Legal timber, shifting crisis into opportunity

29 November 2013

Panelist of the 2013 ITTO Annual Market Discussion shared experiences on trade approaches to meeting demands for legality". Photo: R. Carrillo/ITTO

The ITTO Annual Market Discussion 2013, organized by the Organization’s Trade Advisory Group (TAG), took place on 27 November 2013 with the theme “Trade approaches to meeting demands for legality”. Presentations were made by importers, tropical timber exporters, trade analysts and timber associations from Brazil, Côte d’Ivoire, Ghana, Indonesia, the UK, and the International Technical Association of Tropical Timber (ATIBT).
The theme of the 2013 Market Discussion was proposed by the TAG to provide an opportunity for sharing experience on the development of timber legality verification, of Forest Governance Law Enforcement and Trade (FLEGT) Voluntary Partnership Agreements (VPAs) with the European Union (EU) on the impact of the EU timber regulation (EUTR) on the structure of the timber sector in importing countries and the impact of the new regulations on tropical timber trade flows.
Illegal logging and the associated trade in illegally sourced wood products undermine environmental, economic and social structures and have heightened concern on over-exploitation and poor forest management. A number of initiatives have been taken by consumer and producer countries to address the issue: they include public policy and regulatory measures tackling both the demand and the supply side, and private certification schemes.   However, legislative initiatives such as the EUTR and similar measures taking by other consumer could have unintended direct and indirect effects that could result in changes in trade flows.
During the Market Discussion many countries, such as Cote d’Ivoire, Ghana, Honduras, and Indonesia expressed a common view of seeing the VPAs established under the EU FLEGT Action Plan as a tool to create an environment that promotes trade in legal timber products and sustainable forest management with wider stakeholder participation, better governance, improved livelihoods and benefits to the forest sector in general, while at the same time securing access to the European timber market.
Speakers also drew attention to declining imports of tropical timber in the EU. They noted that this decline was due to a broad range of factors including weak economic growth, irregularity of supply, high cost of infra-structure for stocking and distributing timber, shifting of demand from utility timbers to engineered products, substitution by temperate hardwoods and other materials, and increasing focus on other markets.
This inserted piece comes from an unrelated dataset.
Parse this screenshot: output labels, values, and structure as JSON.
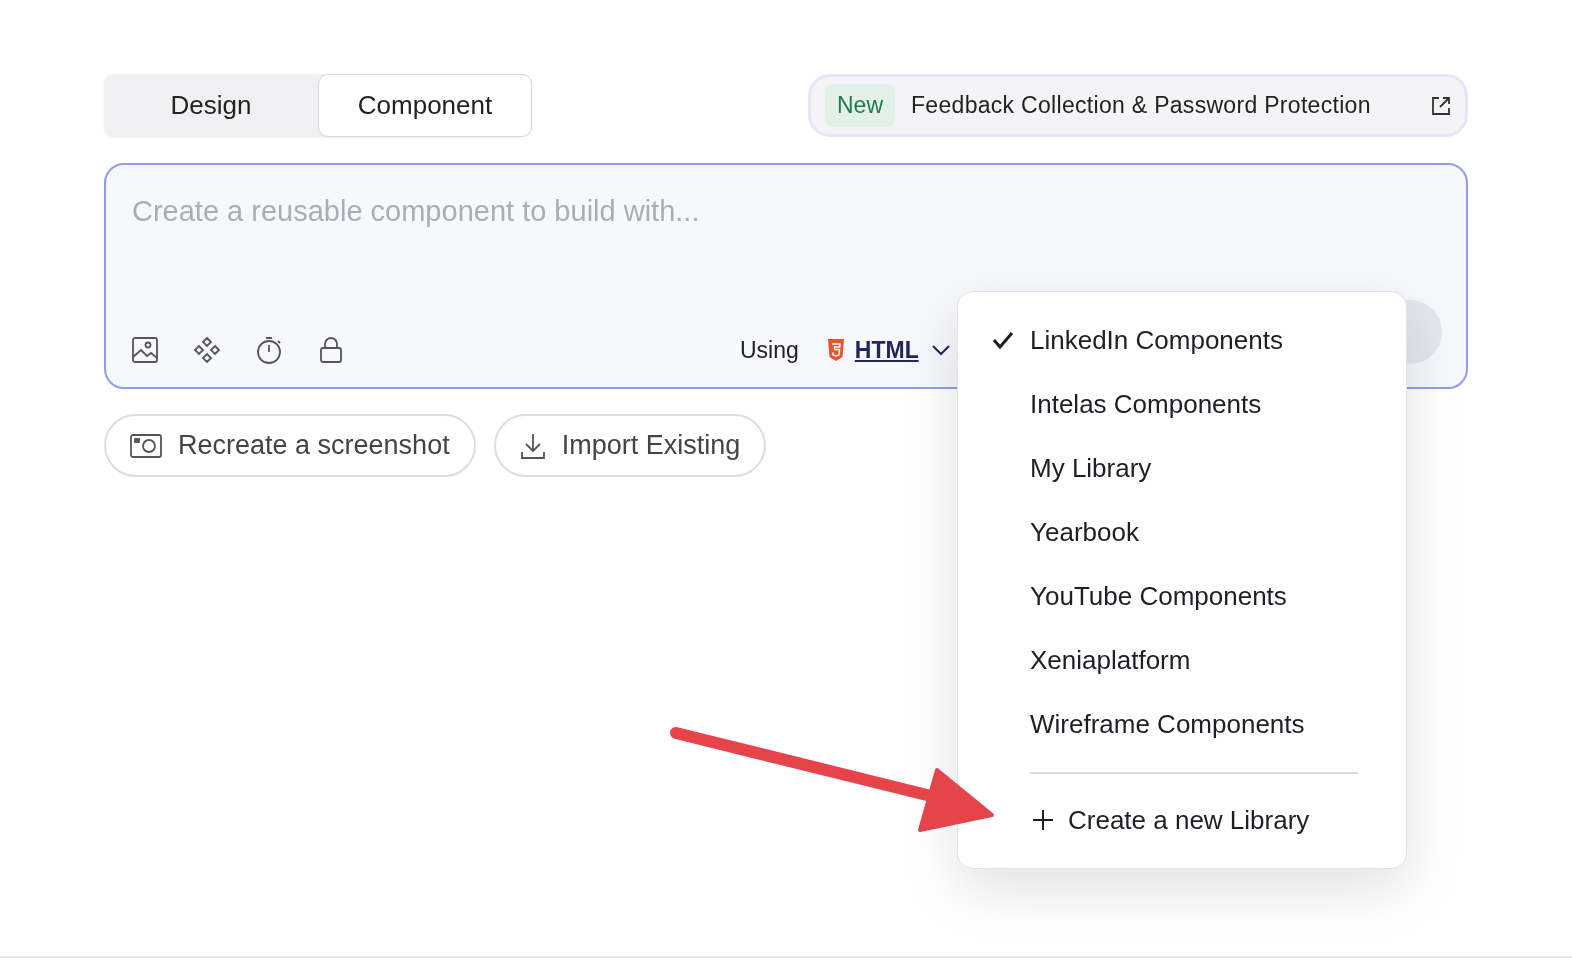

Speakers felt that it was generally too early to be able to assess any impacts of the EUTR on timber trade.
One of the main conclusions of the Market Discussion was the compelling need for producers, importers and international organizations such as ITTO to turn crisis into opportunity by changing the narrative in the marketplace to eliminate prejudices against tropical timber from natural forests. This could be achieved through proactive marketing campaigns that effectively communicate the advances made by the public and private sector to address consumer concerns on deforestation and illegal logging. Such efforts may imply putting aside competition issues and working together to achieve this common goal.
The EU expressed its commitment to closely monitoring trade flows when FLEGT-licensed timber becomes available and to work with ITTO on this matter.